WHAT YOU WILL DO
Only the number is needed. Please count the lines below in which the word "element" occurs.

═════ DATA UNDER STUDY

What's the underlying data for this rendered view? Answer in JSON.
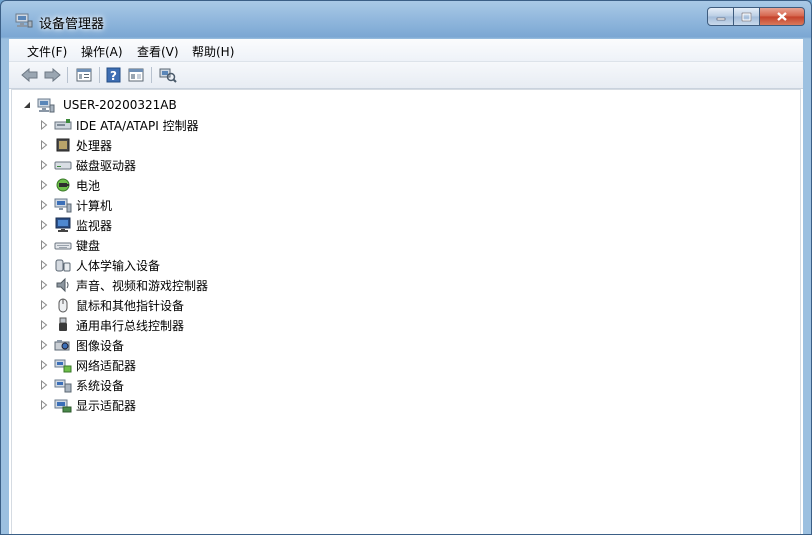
{
  "window": {
    "title": "设备管理器"
  },
  "menu": [
    {
      "label": "文件(F)"
    },
    {
      "label": "操作(A)"
    },
    {
      "label": "查看(V)"
    },
    {
      "label": "帮助(H)"
    }
  ],
  "toolbar": {
    "buttons": [
      "back-arrow-icon",
      "forward-arrow-icon",
      "console-tree-icon",
      "help-icon",
      "properties-icon",
      "scan-hardware-icon"
    ]
  },
  "tree": {
    "root": {
      "label": "USER-20200321AB",
      "icon": "computer-icon"
    },
    "items": [
      {
        "label": "IDE ATA/ATAPI 控制器",
        "icon": "ide-controller-icon"
      },
      {
        "label": "处理器",
        "icon": "processor-icon"
      },
      {
        "label": "磁盘驱动器",
        "icon": "disk-drive-icon"
      },
      {
        "label": "电池",
        "icon": "battery-icon"
      },
      {
        "label": "计算机",
        "icon": "computer-icon"
      },
      {
        "label": "监视器",
        "icon": "monitor-icon"
      },
      {
        "label": "键盘",
        "icon": "keyboard-icon"
      },
      {
        "label": "人体学输入设备",
        "icon": "hid-icon"
      },
      {
        "label": "声音、视频和游戏控制器",
        "icon": "speaker-icon"
      },
      {
        "label": "鼠标和其他指针设备",
        "icon": "mouse-icon"
      },
      {
        "label": "通用串行总线控制器",
        "icon": "usb-icon"
      },
      {
        "label": "图像设备",
        "icon": "camera-icon"
      },
      {
        "label": "网络适配器",
        "icon": "network-adapter-icon"
      },
      {
        "label": "系统设备",
        "icon": "system-device-icon"
      },
      {
        "label": "显示适配器",
        "icon": "display-adapter-icon"
      }
    ]
  },
  "colors": {
    "titlebar": "#8fb6dc",
    "close_button": "#c4402a",
    "tree_background": "#ffffff"
  }
}
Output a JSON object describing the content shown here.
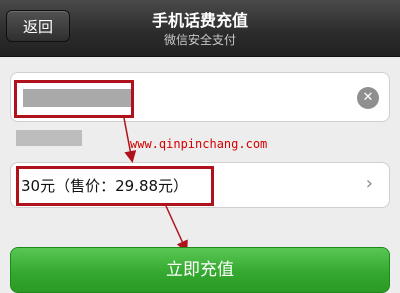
{
  "header": {
    "back_label": "返回",
    "title": "手机话费充值",
    "subtitle": "微信安全支付"
  },
  "phone_input": {
    "clear_icon": "clear-icon"
  },
  "amount_select": {
    "selected": "30元（售价：29.88元）",
    "chevron_icon": "chevron-right-icon"
  },
  "watermark": "www.qinpinchang.com",
  "submit_label": "立即充值",
  "colors": {
    "nav_bg": "#2b2b2b",
    "annotation_red": "#b0121b",
    "watermark_red": "#d40000",
    "primary_green": "#35a92f"
  }
}
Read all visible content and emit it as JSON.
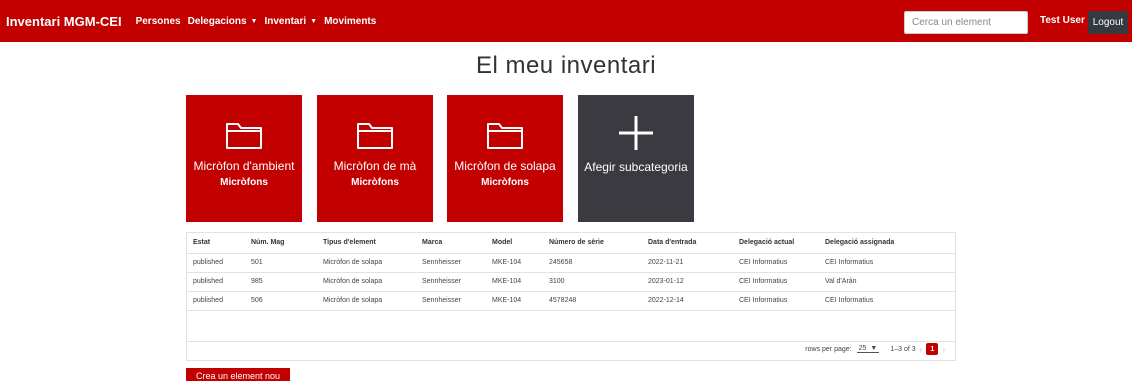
{
  "navbar": {
    "brand": "Inventari MGM-CEI",
    "links": [
      {
        "label": "Persones",
        "dropdown": false
      },
      {
        "label": "Delegacions",
        "dropdown": true
      },
      {
        "label": "Inventari",
        "dropdown": true
      },
      {
        "label": "Moviments",
        "dropdown": false
      }
    ],
    "search_placeholder": "Cerca un element",
    "user": "Test User",
    "logout": "Logout",
    "accent_color": "#c20000"
  },
  "page_title": "El meu inventari",
  "cards": [
    {
      "name": "Micròfon d'ambient",
      "category": "Micròfons",
      "icon": "folder-icon"
    },
    {
      "name": "Micròfon de mà",
      "category": "Micròfons",
      "icon": "folder-icon"
    },
    {
      "name": "Micròfon de solapa",
      "category": "Micròfons",
      "icon": "folder-icon"
    },
    {
      "name": "Afegir subcategoria",
      "category": "",
      "icon": "plus-icon"
    }
  ],
  "table": {
    "headers": [
      "Estat",
      "Núm. Mag",
      "Tipus d'element",
      "Marca",
      "Model",
      "Número de sèrie",
      "Data d'entrada",
      "Delegació actual",
      "Delegació assignada"
    ],
    "rows": [
      [
        "published",
        "501",
        "Micròfon de solapa",
        "Sennheisser",
        "MKE-104",
        "245658",
        "2022-11-21",
        "CEI Informatius",
        "CEI Informatius"
      ],
      [
        "published",
        "985",
        "Micròfon de solapa",
        "Sennheisser",
        "MKE-104",
        "3100",
        "2023-01-12",
        "CEI Informatius",
        "Val d'Arán"
      ],
      [
        "published",
        "506",
        "Micròfon de solapa",
        "Sennheisser",
        "MKE-104",
        "4578248",
        "2022-12-14",
        "CEI Informatius",
        "CEI Informatius"
      ]
    ],
    "pagination": {
      "rows_per_page_label": "rows per page:",
      "rows_per_page": "25",
      "range": "1–3 of 3",
      "current_page": "1"
    }
  },
  "create_button": "Crea un element nou"
}
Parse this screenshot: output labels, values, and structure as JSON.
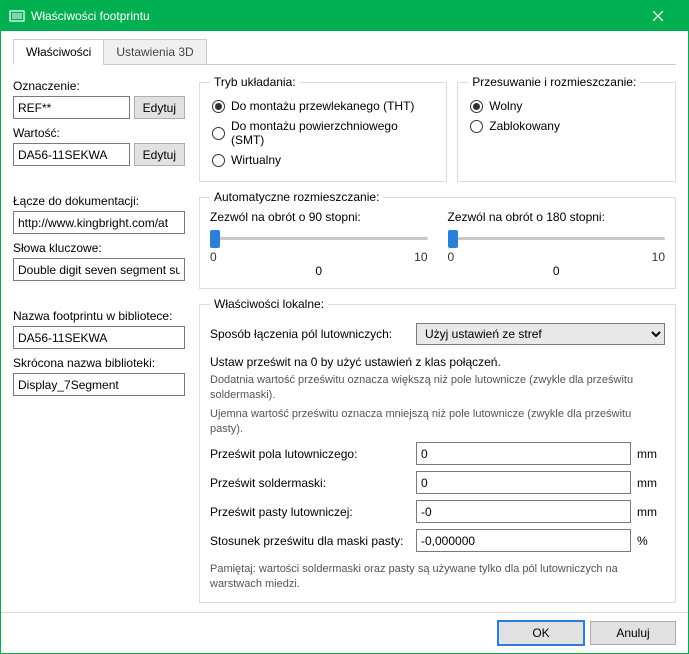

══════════

RESPONSE TO THE TASK
3